◆ EXTRACTED INFORMATION
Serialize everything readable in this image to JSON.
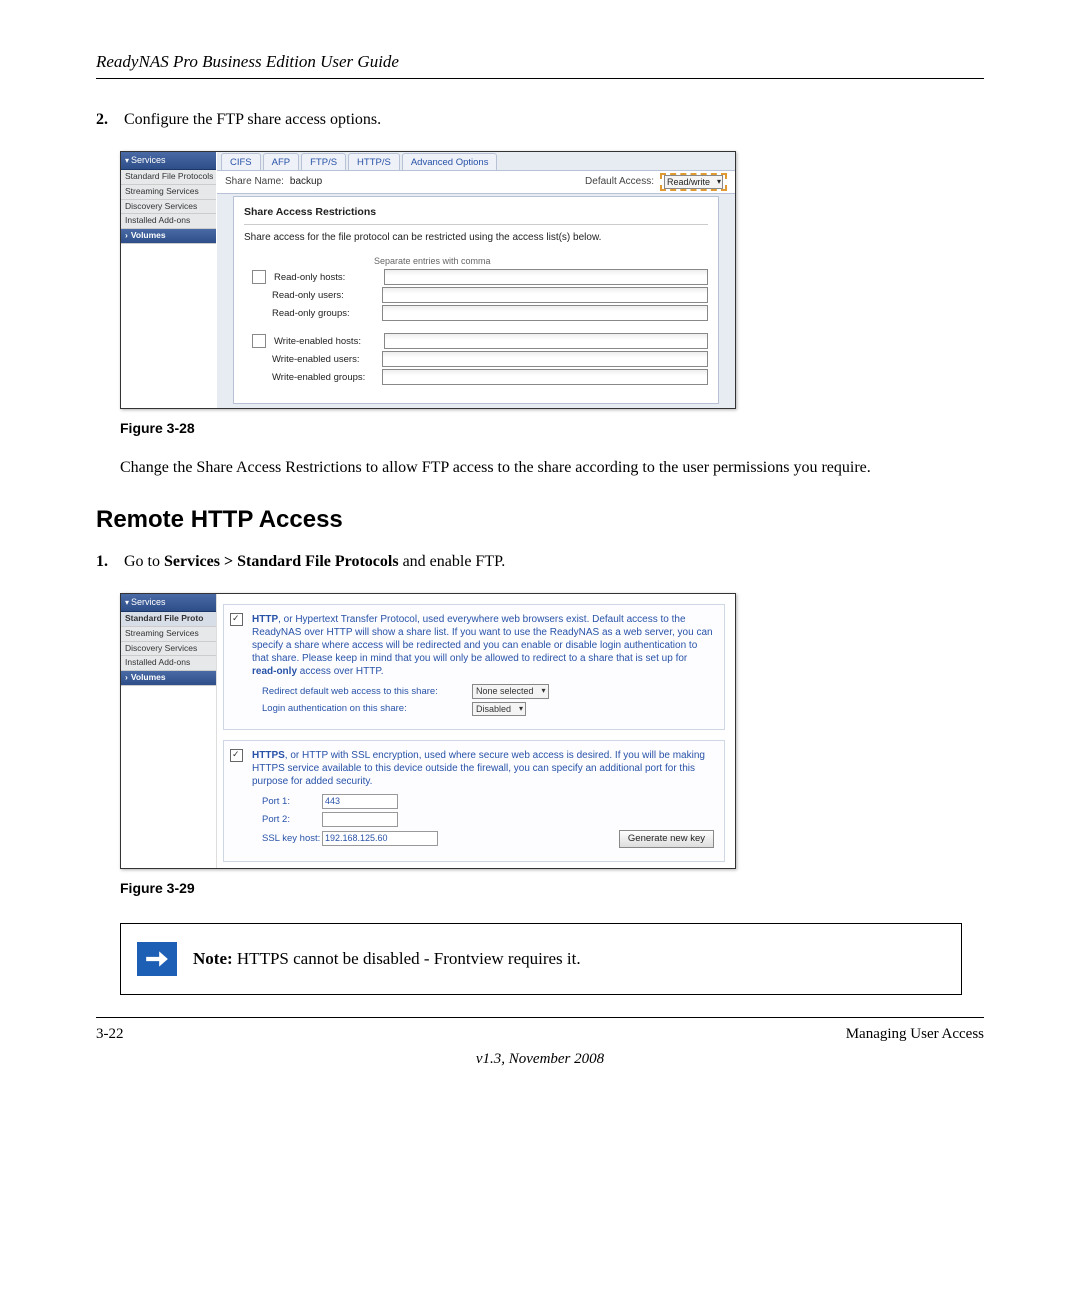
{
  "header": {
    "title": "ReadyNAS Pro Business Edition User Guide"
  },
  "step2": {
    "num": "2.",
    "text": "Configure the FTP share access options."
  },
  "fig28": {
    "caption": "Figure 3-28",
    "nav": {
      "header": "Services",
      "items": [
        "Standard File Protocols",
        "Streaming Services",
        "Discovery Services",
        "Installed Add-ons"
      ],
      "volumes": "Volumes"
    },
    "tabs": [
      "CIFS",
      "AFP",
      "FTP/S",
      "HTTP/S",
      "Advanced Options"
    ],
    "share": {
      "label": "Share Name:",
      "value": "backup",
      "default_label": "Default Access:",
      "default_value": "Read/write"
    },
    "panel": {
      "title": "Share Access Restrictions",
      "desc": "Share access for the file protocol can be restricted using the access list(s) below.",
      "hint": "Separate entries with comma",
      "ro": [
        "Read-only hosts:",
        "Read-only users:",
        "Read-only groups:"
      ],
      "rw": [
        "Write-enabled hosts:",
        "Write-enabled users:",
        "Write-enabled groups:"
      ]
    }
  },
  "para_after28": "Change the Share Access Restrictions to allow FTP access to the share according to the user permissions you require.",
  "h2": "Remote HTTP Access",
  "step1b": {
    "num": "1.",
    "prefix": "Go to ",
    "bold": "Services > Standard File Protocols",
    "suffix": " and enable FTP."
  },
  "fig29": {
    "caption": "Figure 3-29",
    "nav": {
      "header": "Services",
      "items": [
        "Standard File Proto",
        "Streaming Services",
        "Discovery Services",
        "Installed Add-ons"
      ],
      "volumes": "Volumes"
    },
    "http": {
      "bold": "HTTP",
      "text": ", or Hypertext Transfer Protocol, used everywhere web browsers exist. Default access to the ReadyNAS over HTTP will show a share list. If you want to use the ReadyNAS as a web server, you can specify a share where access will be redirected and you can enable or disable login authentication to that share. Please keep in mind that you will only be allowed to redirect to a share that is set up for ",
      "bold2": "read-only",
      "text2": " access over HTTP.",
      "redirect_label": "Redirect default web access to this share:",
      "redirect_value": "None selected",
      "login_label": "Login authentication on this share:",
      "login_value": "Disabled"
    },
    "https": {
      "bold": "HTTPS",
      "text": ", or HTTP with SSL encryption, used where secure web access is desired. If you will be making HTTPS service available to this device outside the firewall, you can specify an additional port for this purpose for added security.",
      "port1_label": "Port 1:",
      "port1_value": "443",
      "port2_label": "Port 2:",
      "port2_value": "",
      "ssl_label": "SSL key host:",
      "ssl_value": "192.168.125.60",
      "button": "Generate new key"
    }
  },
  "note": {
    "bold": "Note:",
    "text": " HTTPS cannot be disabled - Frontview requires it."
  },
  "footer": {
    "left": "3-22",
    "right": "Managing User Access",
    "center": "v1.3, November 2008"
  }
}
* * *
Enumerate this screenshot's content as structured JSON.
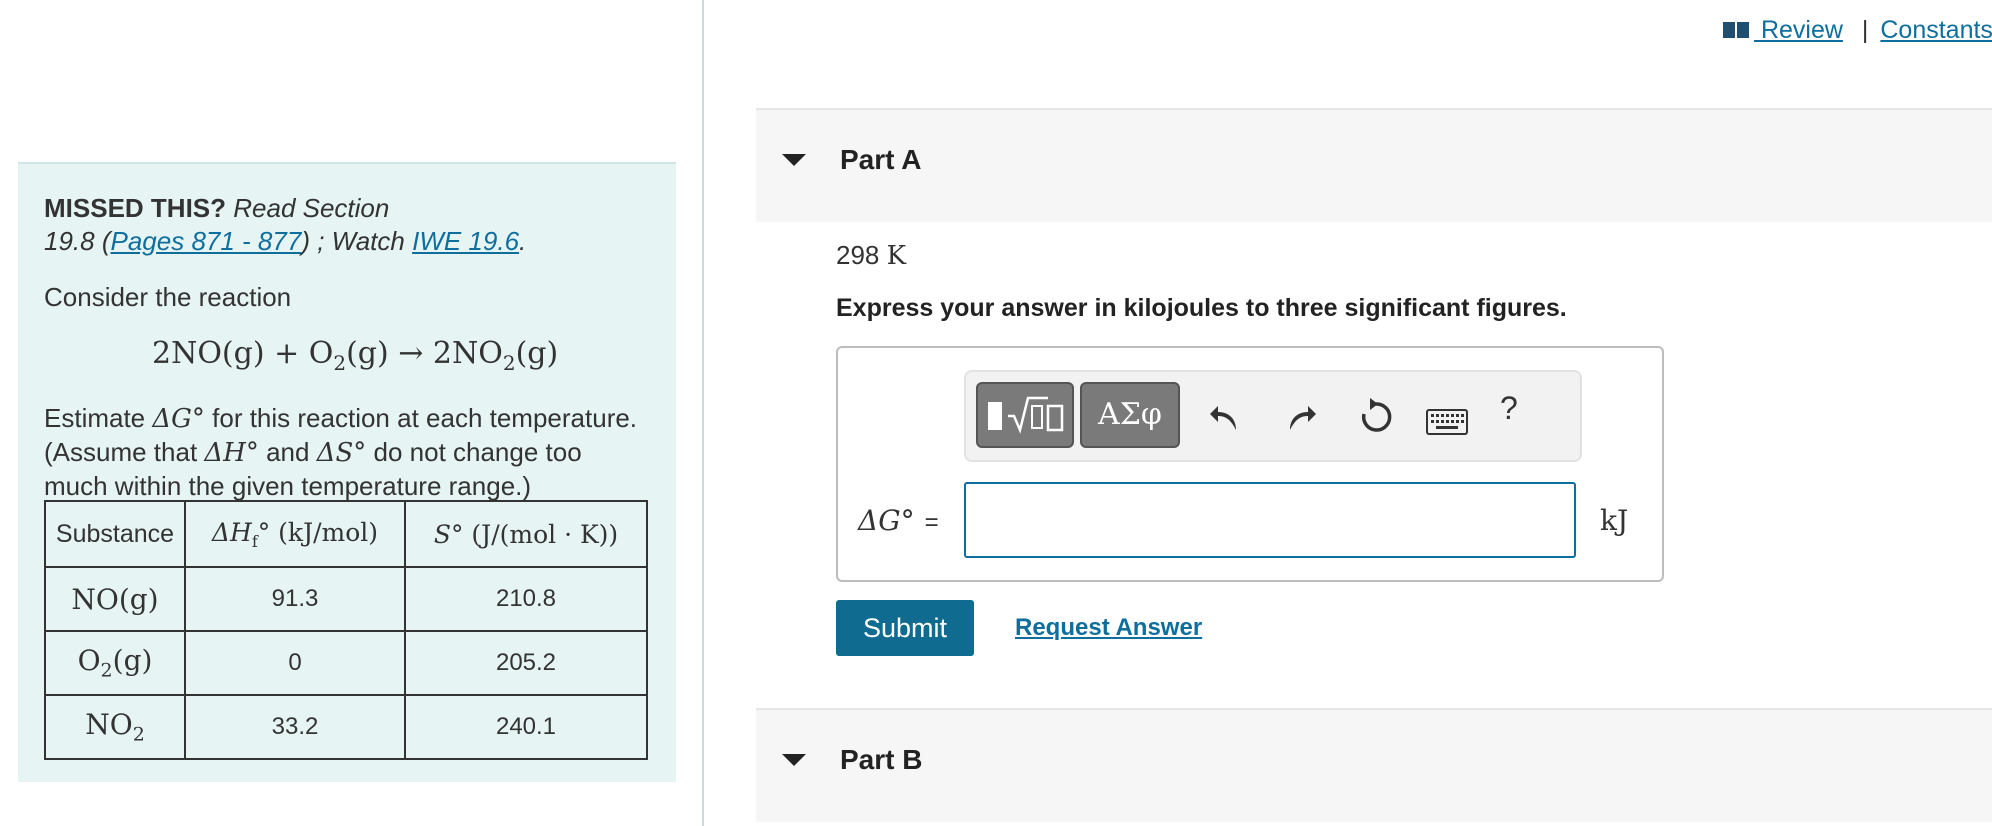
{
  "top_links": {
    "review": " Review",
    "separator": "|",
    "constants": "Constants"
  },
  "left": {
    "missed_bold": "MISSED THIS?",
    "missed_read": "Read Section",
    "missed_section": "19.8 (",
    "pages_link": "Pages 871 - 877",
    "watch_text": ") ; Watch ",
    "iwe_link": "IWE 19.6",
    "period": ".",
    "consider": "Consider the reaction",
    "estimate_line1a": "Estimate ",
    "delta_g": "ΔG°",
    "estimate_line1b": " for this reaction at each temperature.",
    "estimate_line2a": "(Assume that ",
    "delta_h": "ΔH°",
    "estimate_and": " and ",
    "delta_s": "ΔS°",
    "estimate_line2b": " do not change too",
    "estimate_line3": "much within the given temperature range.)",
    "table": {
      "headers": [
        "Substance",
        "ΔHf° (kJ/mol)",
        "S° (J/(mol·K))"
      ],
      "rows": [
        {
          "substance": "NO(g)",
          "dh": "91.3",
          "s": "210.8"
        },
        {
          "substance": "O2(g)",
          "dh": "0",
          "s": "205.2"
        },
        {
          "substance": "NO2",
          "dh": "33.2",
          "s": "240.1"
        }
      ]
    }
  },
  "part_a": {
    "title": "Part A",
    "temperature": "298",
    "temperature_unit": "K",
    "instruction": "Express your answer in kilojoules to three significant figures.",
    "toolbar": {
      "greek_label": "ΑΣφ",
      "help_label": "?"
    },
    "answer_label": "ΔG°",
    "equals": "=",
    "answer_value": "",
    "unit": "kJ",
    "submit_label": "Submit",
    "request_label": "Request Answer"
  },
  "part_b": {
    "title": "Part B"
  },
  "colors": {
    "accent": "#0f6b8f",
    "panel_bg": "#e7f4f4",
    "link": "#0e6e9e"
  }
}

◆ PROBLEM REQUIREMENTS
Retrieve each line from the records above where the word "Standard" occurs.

◆ RESPONSE BOX
        "Standard File Protocols",
    "bold": "Services > Standard File Protocols",
        "Standard File Proto",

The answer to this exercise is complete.